The biggest shift we’re seeing today as Department of Education funds dry up is the arrival of State and Defense Departments’ renewed (and fairly robust) interest in international and area studies. Things like the Critical Languages program and the Minerva Project aim to train scholars to do work that supports and reinforces U.S. goals abroad. Although Tripp says some Africa-focused scholars involved with Minerva say that they feel independent in their work, I know Southeast Asia-focused work at Arizona State was centered on Muslim discourse and identifying “good” Muslims in the region to spread moderate Islam over extremism (yes, I’m simplifying).

This shift isn’t an accident.

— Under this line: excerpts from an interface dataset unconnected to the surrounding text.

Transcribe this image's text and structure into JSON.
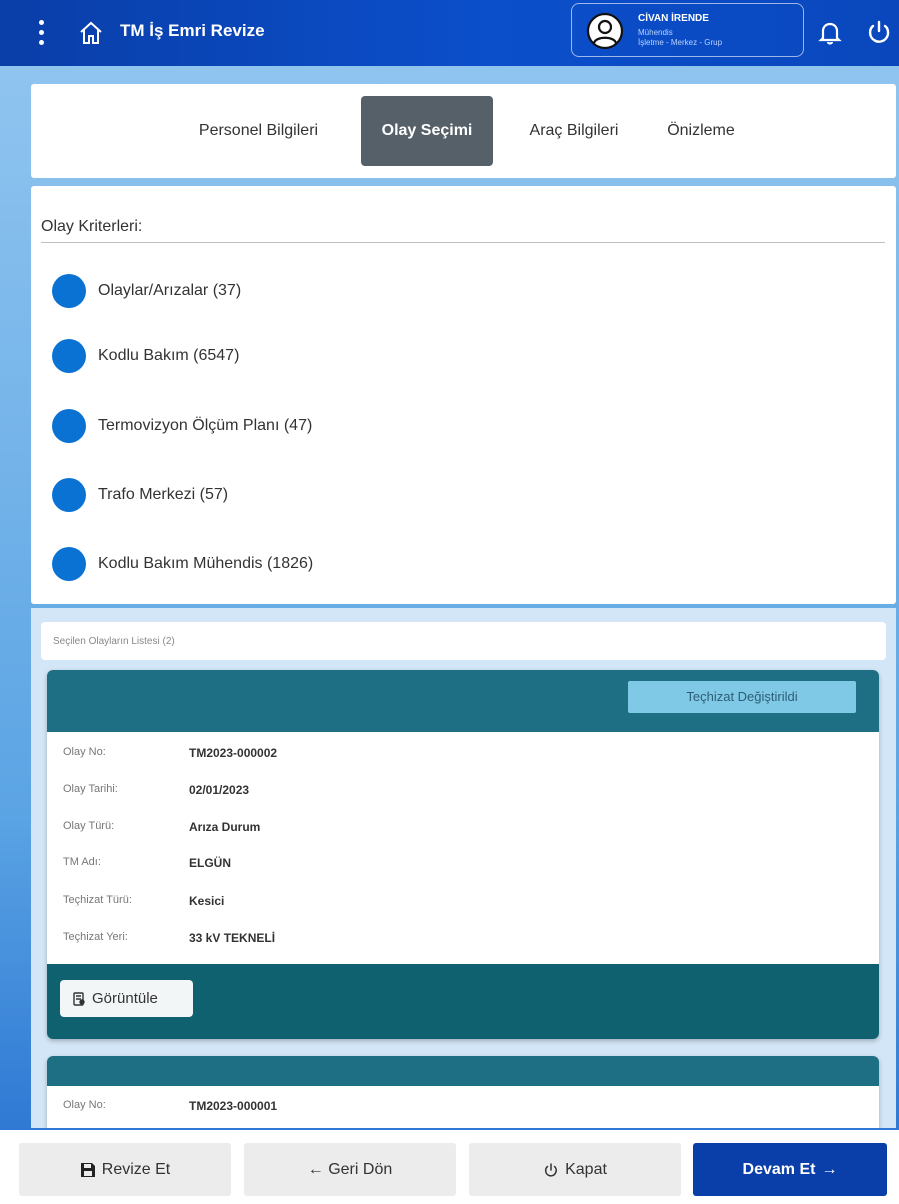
{
  "header": {
    "title": "TM İş Emri Revize",
    "user": {
      "name": "CİVAN İRENDE",
      "role": "Mühendis",
      "unit": "İşletme - Merkez - Grup"
    }
  },
  "tabs": [
    {
      "label": "Personel Bilgileri",
      "active": false
    },
    {
      "label": "Olay Seçimi",
      "active": true
    },
    {
      "label": "Araç Bilgileri",
      "active": false
    },
    {
      "label": "Önizleme",
      "active": false
    }
  ],
  "criteria": {
    "title": "Olay Kriterleri:",
    "options": [
      {
        "label": "Olaylar/Arızalar (37)"
      },
      {
        "label": "Kodlu Bakım (6547)"
      },
      {
        "label": "Termovizyon Ölçüm Planı (47)"
      },
      {
        "label": "Trafo Merkezi (57)"
      },
      {
        "label": "Kodlu Bakım Mühendis (1826)"
      }
    ]
  },
  "selected_list": {
    "header": "Seçilen Olayların Listesi (2)",
    "cards": [
      {
        "status": "Teçhizat Değiştirildi",
        "fields": [
          {
            "label": "Olay No:",
            "value": "TM2023-000002"
          },
          {
            "label": "Olay Tarihi:",
            "value": "02/01/2023"
          },
          {
            "label": "Olay Türü:",
            "value": "Arıza Durum"
          },
          {
            "label": "TM Adı:",
            "value": "ELGÜN"
          },
          {
            "label": "Teçhizat Türü:",
            "value": "Kesici"
          },
          {
            "label": "Teçhizat Yeri:",
            "value": "33 kV TEKNELİ"
          }
        ],
        "view_label": "Görüntüle"
      },
      {
        "fields": [
          {
            "label": "Olay No:",
            "value": "TM2023-000001"
          }
        ]
      }
    ]
  },
  "footer": {
    "revise_label": "Revize Et",
    "back_label": "← Geri Dön",
    "close_label": "Kapat",
    "continue_label": "Devam Et"
  },
  "colors": {
    "header_blue": "#0a3ea8",
    "radio_blue": "#0a72d3",
    "active_tab": "#566069",
    "card_head": "#1e6f84",
    "card_foot": "#0f6170",
    "status_chip": "#7fc8e6"
  },
  "icons": {
    "menu": "kebab-menu-icon",
    "home": "home-icon",
    "avatar": "user-avatar-icon",
    "notifications": "bell-icon",
    "logout": "power-icon",
    "view": "document-icon",
    "save": "save-icon",
    "close": "power-icon"
  }
}
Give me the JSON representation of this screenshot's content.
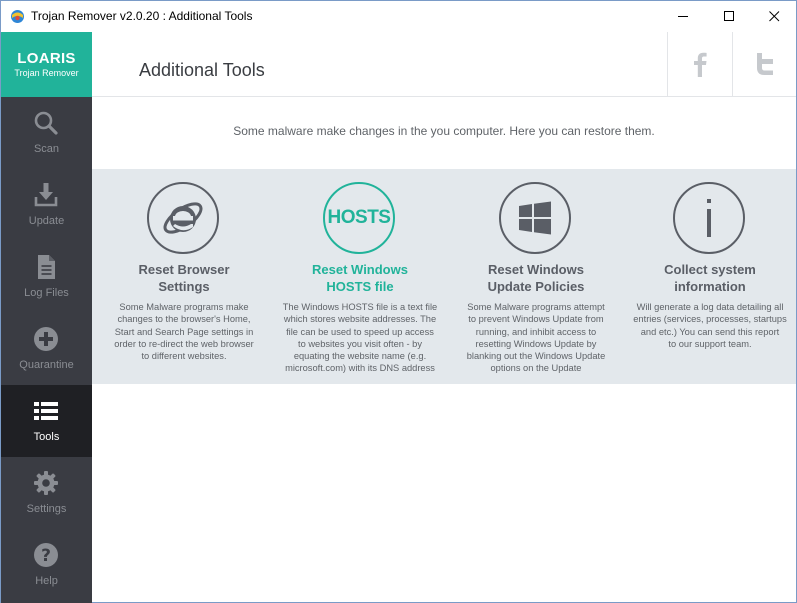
{
  "window": {
    "title": "Trojan Remover v2.0.20 : Additional Tools"
  },
  "logo": {
    "main": "LOARIS",
    "sub": "Trojan Remover"
  },
  "sidebar": {
    "items": [
      {
        "label": "Scan",
        "icon": "search-icon"
      },
      {
        "label": "Update",
        "icon": "download-icon"
      },
      {
        "label": "Log Files",
        "icon": "document-icon"
      },
      {
        "label": "Quarantine",
        "icon": "plus-circle-icon"
      },
      {
        "label": "Tools",
        "icon": "list-icon",
        "active": true
      },
      {
        "label": "Settings",
        "icon": "gear-icon"
      },
      {
        "label": "Help",
        "icon": "help-icon"
      }
    ]
  },
  "header": {
    "title": "Additional Tools"
  },
  "intro": "Some malware make changes in the you computer. Here you can restore them.",
  "tools": [
    {
      "title_line1": "Reset Browser",
      "title_line2": "Settings",
      "icon": "internet-explorer-icon",
      "desc_lines": [
        "Some Malware programs make",
        "changes to the browser's Home,",
        "Start and Search Page settings in",
        "order to re-direct the web browser",
        "to different websites."
      ]
    },
    {
      "title_line1": "Reset Windows",
      "title_line2": "HOSTS file",
      "icon_text": "HOSTS",
      "desc_lines": [
        "The Windows HOSTS file is a text file",
        "which stores website addresses. The",
        "file can be used to speed up access",
        "to websites you visit often - by",
        "equating the website name (e.g.",
        "microsoft.com) with its DNS address"
      ]
    },
    {
      "title_line1": "Reset Windows",
      "title_line2": "Update Policies",
      "icon": "windows-logo-icon",
      "desc_lines": [
        "Some Malware programs attempt",
        "to prevent Windows Update from",
        "running, and inhibit access to",
        "resetting Windows Update by",
        "blanking out the Windows Update",
        "options on the Update"
      ]
    },
    {
      "title_line1": "Collect system",
      "title_line2": "information",
      "icon": "info-icon",
      "desc_lines": [
        "Will generate a log data detailing all",
        "entries (services, processes, startups",
        "and etc.) You can send this report",
        "to our support team."
      ]
    }
  ],
  "colors": {
    "accent": "#21b39a",
    "sidebar": "#3a3c43",
    "sidebar_active": "#1f2024",
    "panel": "#e3e8ec"
  }
}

DoE’s Title VI foreign language funding is being reduced while DoD’s language programs and institutes get bigger and bigger.  As Pritchett says, “The Defense Language Institute, Foreign Language Center (DLIFLC) in Monterey, California receives nearly $345 million annually, over four times the funding provided to the 125 Title VI Centers combined.” Study of the world around us is becoming increasingly directed by the military, and this is something scholars should be aware or and worried about.

It’s important to note (and Tripp gives it a passing mention) that the ASA has long stood against DoD funding, passing several resolutions against it in the past.  These resolutions were passed specifically to reject U.S. policy in Africa, which supported apartheid and oppressed revolutionaries in decolonization struggles at the time. Today, U.S. policy in Africa centers on counter-terrorism efforts that have resulted in militarization and Islamophobia across the continent. I wrote a little about that African Studies’ refusal to work with the military here, but I think David Wiley’s recent work [gated, ASR] addresses the biggest worry:

In this time of austerity, especially at public universities, there is a growing sense that civilian agency funding is collapsing and military and intelligence funding increasingly is the “only game in town.” As a result, two university African centers and linguists in two other universities that have Title VI Africa centers (with the dissent of their African center faculty), have taken funding for African language instruction programs from the DOD’s NSEP [National Security Education Program].

The other increase in funding is from the State Department, concentrated mostly on aid and development or the promotion of democracy and human rights. These also come with lots of baggage, although probably less so than military funding.

The bright side of the story is Tripp’s focus on private foundation funding for African higher education through grants, scholarships, fellowships, and collaborations with universities. This is much-needed, greatly impacting news for higher education across Africa.

Both Tripp’s and Pritchett’s posts are worth reading in full. The takeaway is that area studies in general is losing big. Both of them offer ways forwards, engaging with Africa directly, departing from government support in favor of foundation or corporation support, etc. The key will be to continue forwards with a heightened consciousness. There are a lot of ways forwards, we just need to ensure that we navigate properly as Africanists.